The Slacks new bilingual song has a Slice of Heaven feel to it
A kiwiana song with a music video filmed in a dairy could be New Zealand's next big summer anthem.
The video for Big Aroha by The Slacks is jammed packed with classic summer scenes, like backyard cricket, while the song itself is filled with classic Kiwi phrases.
The catchy bilingual creation is a feel good number pumped full of messages of unity, love, and community.
There's something iconic and memorable about this tune. It feels like it's destined to become a hit. It's got that happy, Slice of Heaven feel to it.
The story for Big Aroha goes all the way back to the days of the old school yard in Inglewood, Taranaki, the Slacks lead singer Mark Armstrong said.
As a young fella Mark had a chat with his Maori mate Joe at the bus outside the Inglewood dairy.
They talked about the importance of community and manaakitanga and Mark said it really struck a chord with him.
Decades later, the music video is set mainly in a 4Square in Moturoa New Plymouth, but it also features towns from across the North Island, like Otorohanga, Pio Pio and Urenui.
The video has clocked up more than 50,000 views in a matter of days, and it's had a stream of positive online comments, including multiple suggestions that it should be New Zealand's new national anthem.
"John Key couldn't change the flag, but let's see if he could change the national anthem," Mark said, laughing.
The Slacks have been around since Mark and his brother Scott Armstrong formed it in 1999 as a means to avoid joining the work force.
The band is made up of the Armstrong brothers, as well as Blake Gibson, and Zane Greig.
Gibson said the reaction to the release of the song, which was blessed at Parihaka, had been crazy.
"Lots of expats are saying it's making them homesick," he said.
"This song, the message, it puts that shiver up your spine. It's a real song, with a real message, a message that needs to be taken on more."
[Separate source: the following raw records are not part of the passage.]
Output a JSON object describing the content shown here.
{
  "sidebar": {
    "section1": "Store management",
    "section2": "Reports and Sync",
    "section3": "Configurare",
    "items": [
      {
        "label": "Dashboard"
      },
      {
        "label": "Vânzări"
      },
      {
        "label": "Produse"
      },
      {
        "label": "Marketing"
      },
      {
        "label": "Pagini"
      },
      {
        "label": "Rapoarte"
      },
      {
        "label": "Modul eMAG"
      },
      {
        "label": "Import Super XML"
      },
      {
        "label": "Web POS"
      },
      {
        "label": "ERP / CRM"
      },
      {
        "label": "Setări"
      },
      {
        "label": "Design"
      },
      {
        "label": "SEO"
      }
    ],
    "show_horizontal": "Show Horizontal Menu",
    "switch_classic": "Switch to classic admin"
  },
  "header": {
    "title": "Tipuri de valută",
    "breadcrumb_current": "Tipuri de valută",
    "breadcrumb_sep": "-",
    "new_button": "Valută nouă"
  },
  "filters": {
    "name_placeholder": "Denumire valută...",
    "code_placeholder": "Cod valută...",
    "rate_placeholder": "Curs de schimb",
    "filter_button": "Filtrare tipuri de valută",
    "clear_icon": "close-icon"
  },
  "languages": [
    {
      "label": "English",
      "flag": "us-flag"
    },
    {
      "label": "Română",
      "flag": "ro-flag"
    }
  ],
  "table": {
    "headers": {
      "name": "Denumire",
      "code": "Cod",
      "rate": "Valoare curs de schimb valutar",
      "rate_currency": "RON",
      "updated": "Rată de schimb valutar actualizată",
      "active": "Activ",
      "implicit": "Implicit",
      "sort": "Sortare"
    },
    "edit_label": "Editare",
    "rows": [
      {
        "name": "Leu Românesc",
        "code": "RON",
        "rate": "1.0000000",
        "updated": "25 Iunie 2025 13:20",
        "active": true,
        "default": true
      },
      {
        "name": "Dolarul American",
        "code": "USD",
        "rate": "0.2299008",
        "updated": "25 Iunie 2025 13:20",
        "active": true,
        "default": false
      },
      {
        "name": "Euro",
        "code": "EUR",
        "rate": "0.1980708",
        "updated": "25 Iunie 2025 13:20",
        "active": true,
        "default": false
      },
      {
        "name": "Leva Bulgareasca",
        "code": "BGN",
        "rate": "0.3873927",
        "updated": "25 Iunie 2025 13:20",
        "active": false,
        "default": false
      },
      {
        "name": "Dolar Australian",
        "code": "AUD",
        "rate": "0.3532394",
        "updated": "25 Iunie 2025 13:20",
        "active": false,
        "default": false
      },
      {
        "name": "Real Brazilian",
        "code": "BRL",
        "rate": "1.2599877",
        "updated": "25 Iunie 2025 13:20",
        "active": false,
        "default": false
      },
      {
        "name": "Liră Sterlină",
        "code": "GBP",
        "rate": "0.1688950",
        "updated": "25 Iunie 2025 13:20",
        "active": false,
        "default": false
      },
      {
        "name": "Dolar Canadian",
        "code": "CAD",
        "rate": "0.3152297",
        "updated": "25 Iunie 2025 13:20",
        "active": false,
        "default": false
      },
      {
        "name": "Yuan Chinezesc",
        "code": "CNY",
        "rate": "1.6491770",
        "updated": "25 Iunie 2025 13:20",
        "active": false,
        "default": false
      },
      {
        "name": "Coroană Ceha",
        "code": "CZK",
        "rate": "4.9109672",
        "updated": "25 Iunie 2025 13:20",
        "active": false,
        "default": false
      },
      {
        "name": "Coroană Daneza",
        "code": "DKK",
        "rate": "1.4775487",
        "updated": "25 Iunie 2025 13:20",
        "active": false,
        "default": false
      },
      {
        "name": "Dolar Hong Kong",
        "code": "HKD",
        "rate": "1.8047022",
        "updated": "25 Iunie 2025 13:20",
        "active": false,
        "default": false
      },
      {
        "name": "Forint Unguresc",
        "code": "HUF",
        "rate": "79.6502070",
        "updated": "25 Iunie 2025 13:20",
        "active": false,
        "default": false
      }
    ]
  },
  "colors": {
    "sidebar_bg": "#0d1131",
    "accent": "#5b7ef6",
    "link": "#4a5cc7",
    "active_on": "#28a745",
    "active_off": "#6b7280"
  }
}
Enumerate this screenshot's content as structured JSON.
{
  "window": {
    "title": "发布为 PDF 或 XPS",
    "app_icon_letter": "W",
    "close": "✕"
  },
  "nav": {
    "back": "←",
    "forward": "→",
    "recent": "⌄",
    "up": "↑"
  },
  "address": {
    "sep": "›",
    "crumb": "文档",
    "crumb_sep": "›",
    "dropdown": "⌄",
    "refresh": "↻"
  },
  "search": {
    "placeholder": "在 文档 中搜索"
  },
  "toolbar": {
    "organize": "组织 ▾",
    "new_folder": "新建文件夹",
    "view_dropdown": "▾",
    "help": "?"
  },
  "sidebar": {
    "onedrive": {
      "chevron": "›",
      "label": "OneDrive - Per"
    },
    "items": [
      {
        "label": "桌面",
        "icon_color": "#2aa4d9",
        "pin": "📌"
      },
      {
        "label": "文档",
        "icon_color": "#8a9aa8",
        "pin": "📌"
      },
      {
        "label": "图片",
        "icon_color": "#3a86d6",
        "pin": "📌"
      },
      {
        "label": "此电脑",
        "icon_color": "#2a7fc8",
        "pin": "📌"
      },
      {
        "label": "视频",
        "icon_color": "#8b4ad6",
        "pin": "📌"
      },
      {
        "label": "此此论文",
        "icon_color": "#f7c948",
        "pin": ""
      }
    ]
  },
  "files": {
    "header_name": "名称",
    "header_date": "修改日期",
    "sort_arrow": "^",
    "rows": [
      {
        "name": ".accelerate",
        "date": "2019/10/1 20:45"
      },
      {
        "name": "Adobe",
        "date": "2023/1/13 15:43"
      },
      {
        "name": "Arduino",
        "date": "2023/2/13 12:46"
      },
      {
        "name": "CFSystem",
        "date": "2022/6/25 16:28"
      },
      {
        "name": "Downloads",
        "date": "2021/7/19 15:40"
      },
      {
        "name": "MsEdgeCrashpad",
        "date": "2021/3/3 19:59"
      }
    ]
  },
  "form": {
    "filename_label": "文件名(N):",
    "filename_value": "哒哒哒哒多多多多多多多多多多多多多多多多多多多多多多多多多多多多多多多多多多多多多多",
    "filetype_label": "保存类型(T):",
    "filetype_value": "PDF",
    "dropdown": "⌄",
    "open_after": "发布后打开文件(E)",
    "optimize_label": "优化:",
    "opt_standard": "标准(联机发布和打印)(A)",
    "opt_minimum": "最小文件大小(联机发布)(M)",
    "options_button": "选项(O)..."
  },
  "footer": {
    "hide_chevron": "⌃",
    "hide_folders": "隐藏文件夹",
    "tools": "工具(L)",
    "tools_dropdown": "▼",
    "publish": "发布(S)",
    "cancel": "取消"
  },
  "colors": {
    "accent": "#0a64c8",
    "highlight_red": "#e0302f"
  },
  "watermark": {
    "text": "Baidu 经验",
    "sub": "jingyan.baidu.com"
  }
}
The band's music has been described as country ska, progressive hillbilly, fizz pop and rocky, rock, rock.
Both Mark and Gibson said the band was just real people, making real music.
"The only filter this music has gone through is us," Mark said.
"There's not a record company or funding from New Zealand on Air. It's us."
* The Slacks are touring the North Island in December. They play: Auckland, Winecellar, Thursday December 8. Mt Manganui, Mt Mellick, Friday December 9. Gisborne, Dome Bar and Cinema, Saturday December 10. Wellington, San Fran Bathouse, Wednesday December 14. Apiti, Apiti Tavern, Friday December 16. Oakura, Butlers Reef, Saturday December 17.